ACTION ITEM. What lines of the data below include the word "hint"? Report them by copying each.
===== DATA FOR THE TASK =====
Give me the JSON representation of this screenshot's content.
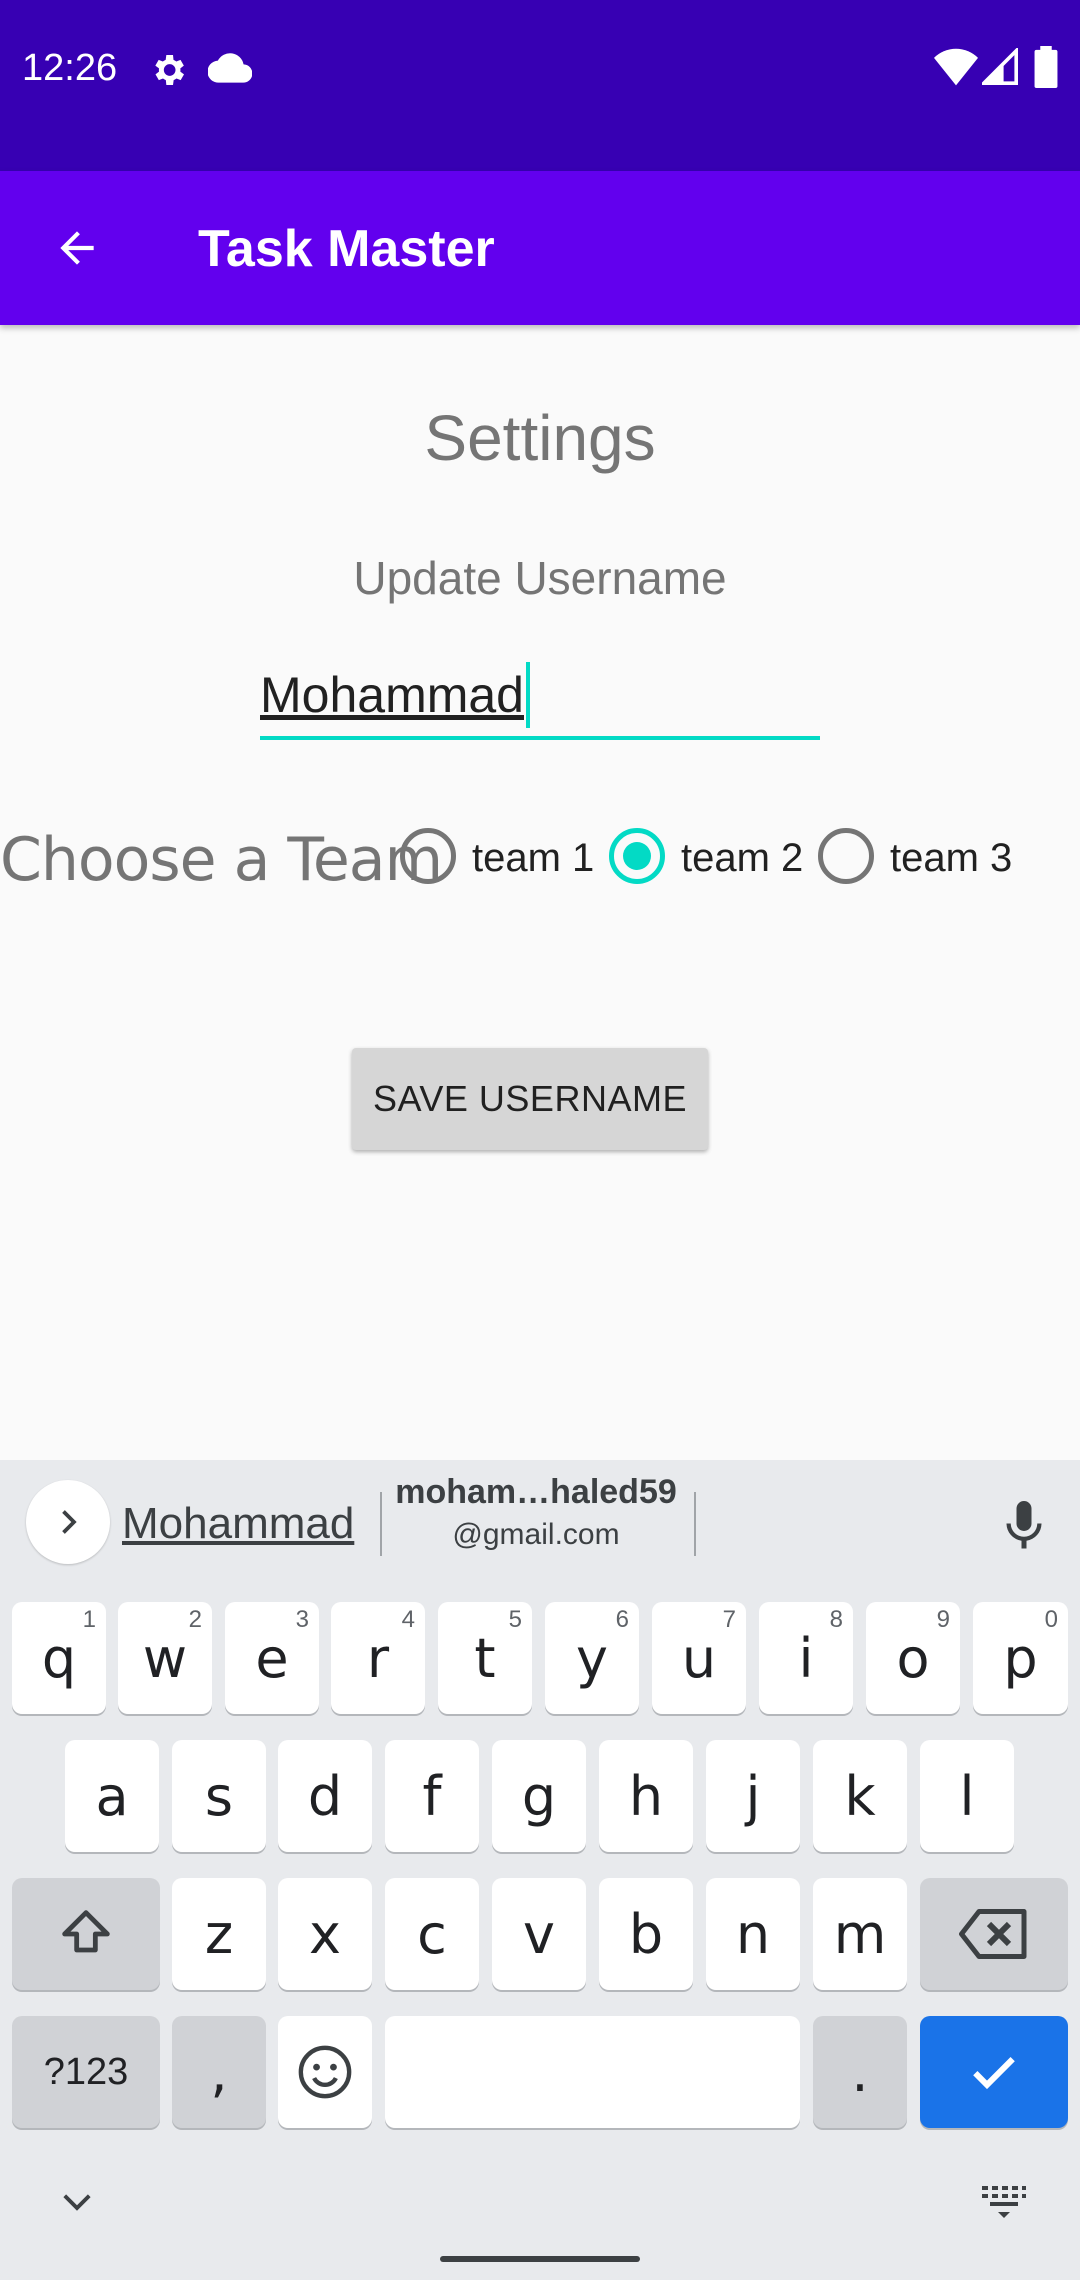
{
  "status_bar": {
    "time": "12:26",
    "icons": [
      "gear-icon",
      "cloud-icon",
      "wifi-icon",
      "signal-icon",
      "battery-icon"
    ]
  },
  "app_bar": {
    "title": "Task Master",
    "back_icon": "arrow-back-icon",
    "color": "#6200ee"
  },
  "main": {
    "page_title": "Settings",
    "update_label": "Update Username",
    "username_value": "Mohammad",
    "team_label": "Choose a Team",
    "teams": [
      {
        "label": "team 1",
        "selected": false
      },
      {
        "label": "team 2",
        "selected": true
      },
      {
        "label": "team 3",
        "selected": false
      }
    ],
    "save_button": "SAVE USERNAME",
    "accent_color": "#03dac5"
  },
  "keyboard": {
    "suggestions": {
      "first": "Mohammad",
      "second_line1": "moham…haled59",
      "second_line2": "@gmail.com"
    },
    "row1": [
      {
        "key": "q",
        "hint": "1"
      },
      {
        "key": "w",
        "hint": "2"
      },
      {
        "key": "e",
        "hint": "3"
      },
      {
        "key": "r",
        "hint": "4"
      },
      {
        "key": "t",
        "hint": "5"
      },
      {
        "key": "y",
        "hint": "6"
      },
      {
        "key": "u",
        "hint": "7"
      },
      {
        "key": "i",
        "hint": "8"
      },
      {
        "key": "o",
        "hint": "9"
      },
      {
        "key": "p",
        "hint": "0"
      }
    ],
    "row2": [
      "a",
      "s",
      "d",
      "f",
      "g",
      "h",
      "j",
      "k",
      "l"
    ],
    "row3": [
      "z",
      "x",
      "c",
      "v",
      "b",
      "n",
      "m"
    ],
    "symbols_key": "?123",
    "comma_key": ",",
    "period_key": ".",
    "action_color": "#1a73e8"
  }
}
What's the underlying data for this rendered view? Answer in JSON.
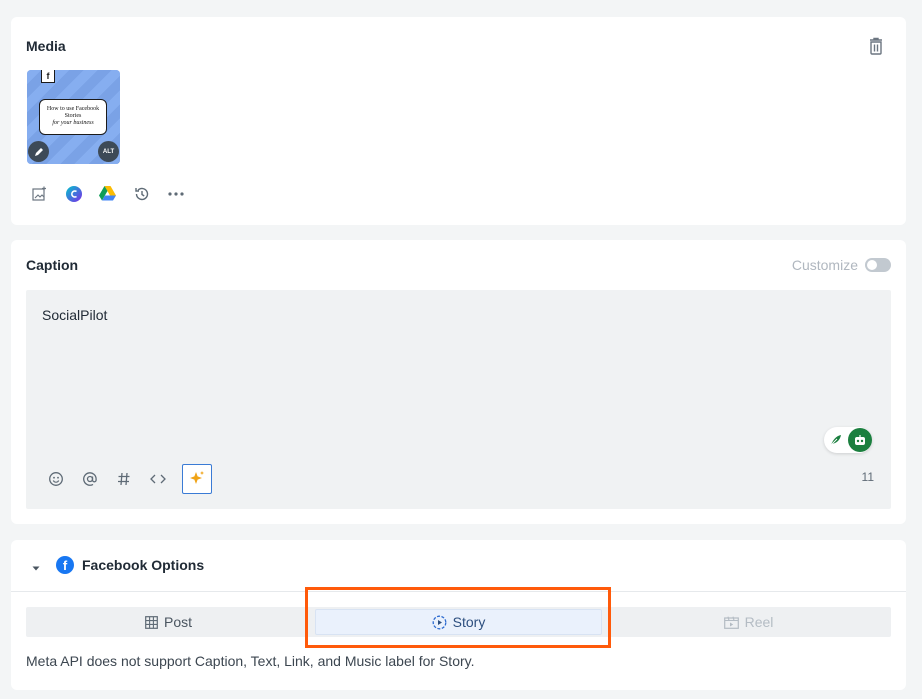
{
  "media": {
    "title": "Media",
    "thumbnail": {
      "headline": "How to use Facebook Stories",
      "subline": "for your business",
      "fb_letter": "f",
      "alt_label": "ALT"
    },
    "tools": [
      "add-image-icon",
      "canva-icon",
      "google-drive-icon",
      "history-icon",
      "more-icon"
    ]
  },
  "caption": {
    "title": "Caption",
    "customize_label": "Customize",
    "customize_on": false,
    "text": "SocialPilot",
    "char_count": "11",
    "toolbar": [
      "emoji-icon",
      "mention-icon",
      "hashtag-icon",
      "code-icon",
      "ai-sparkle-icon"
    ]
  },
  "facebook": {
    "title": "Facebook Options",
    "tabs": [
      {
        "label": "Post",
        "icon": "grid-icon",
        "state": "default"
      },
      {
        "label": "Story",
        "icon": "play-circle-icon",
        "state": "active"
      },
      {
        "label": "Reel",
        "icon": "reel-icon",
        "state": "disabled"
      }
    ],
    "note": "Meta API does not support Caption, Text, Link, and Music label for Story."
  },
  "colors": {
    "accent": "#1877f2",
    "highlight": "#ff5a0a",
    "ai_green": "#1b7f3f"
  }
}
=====
TASK RESPONSE.
        "hint": "1"
        "hint": "2"
        "hint": "3"
        "hint": "4"
        "hint": "5"
        "hint": "6"
        "hint": "7"
        "hint": "8"
        "hint": "9"
        "hint": "0"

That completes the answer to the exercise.